[Entries taken from a collection]

★ ★ ★

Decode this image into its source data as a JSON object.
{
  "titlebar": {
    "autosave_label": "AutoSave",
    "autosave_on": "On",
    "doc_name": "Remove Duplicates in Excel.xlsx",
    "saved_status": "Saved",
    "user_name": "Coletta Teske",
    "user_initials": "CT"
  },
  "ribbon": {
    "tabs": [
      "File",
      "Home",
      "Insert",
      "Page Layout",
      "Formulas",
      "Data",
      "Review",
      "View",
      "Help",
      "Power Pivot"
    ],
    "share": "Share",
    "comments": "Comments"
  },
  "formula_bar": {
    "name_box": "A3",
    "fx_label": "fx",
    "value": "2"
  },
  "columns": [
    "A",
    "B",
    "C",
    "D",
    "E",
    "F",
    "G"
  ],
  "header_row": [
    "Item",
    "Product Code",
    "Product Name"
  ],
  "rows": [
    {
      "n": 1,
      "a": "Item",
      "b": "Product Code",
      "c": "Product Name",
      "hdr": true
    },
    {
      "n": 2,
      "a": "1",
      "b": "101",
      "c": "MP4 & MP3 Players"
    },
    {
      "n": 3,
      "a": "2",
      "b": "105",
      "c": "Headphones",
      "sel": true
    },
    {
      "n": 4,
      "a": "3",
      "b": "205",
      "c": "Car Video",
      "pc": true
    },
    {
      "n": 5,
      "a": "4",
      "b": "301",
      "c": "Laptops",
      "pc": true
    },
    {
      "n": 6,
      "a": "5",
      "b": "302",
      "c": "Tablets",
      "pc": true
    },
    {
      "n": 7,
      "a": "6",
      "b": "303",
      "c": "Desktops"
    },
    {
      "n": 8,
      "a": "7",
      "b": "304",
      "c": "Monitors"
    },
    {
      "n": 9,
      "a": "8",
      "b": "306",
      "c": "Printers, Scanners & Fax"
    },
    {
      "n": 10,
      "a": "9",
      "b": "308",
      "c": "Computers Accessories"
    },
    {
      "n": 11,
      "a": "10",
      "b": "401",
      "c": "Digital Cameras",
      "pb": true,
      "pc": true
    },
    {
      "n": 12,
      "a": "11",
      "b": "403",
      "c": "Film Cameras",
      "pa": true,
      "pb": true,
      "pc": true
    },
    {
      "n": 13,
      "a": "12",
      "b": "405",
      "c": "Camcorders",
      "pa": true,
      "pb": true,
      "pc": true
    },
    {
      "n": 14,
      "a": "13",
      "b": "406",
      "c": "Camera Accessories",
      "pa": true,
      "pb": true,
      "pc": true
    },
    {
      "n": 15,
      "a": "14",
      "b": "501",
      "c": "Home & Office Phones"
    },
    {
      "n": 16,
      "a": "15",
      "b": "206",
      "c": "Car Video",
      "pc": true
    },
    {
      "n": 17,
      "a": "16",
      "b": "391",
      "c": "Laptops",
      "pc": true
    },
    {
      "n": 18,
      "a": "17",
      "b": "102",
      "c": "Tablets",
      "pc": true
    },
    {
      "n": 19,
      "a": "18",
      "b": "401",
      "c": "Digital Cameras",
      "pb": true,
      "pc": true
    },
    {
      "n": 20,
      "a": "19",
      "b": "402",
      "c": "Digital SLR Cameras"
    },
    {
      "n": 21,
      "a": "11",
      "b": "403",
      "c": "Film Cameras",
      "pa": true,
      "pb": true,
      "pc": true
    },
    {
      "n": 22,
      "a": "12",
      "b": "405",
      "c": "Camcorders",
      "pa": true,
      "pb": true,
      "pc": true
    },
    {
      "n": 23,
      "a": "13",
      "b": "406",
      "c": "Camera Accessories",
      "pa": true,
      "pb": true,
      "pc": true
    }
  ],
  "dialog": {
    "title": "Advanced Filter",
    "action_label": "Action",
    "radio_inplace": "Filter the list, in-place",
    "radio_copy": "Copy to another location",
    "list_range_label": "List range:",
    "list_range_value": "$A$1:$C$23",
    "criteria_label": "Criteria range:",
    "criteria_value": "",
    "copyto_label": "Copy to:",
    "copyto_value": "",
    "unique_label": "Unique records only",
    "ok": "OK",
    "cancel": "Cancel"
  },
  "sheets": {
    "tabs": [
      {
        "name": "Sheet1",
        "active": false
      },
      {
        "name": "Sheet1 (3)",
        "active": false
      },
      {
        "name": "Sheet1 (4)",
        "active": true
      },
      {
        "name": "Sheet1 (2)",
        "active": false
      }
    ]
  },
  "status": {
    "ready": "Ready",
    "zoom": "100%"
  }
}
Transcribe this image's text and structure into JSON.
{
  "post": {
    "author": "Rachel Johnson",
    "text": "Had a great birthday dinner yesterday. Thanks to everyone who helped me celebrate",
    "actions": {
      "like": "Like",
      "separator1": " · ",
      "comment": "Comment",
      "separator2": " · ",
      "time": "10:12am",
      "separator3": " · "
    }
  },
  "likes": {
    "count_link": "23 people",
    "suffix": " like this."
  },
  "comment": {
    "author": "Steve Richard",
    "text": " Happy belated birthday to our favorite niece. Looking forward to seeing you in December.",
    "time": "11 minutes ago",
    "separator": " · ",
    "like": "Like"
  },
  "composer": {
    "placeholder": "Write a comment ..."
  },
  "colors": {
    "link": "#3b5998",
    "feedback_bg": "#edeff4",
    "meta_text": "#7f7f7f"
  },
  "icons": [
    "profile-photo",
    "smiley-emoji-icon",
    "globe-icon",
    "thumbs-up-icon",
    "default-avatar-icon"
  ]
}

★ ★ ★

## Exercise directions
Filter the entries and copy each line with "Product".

## Answer
    "Product Code",
    "Product Name"
      "b": "Product Code",
      "c": "Product Name",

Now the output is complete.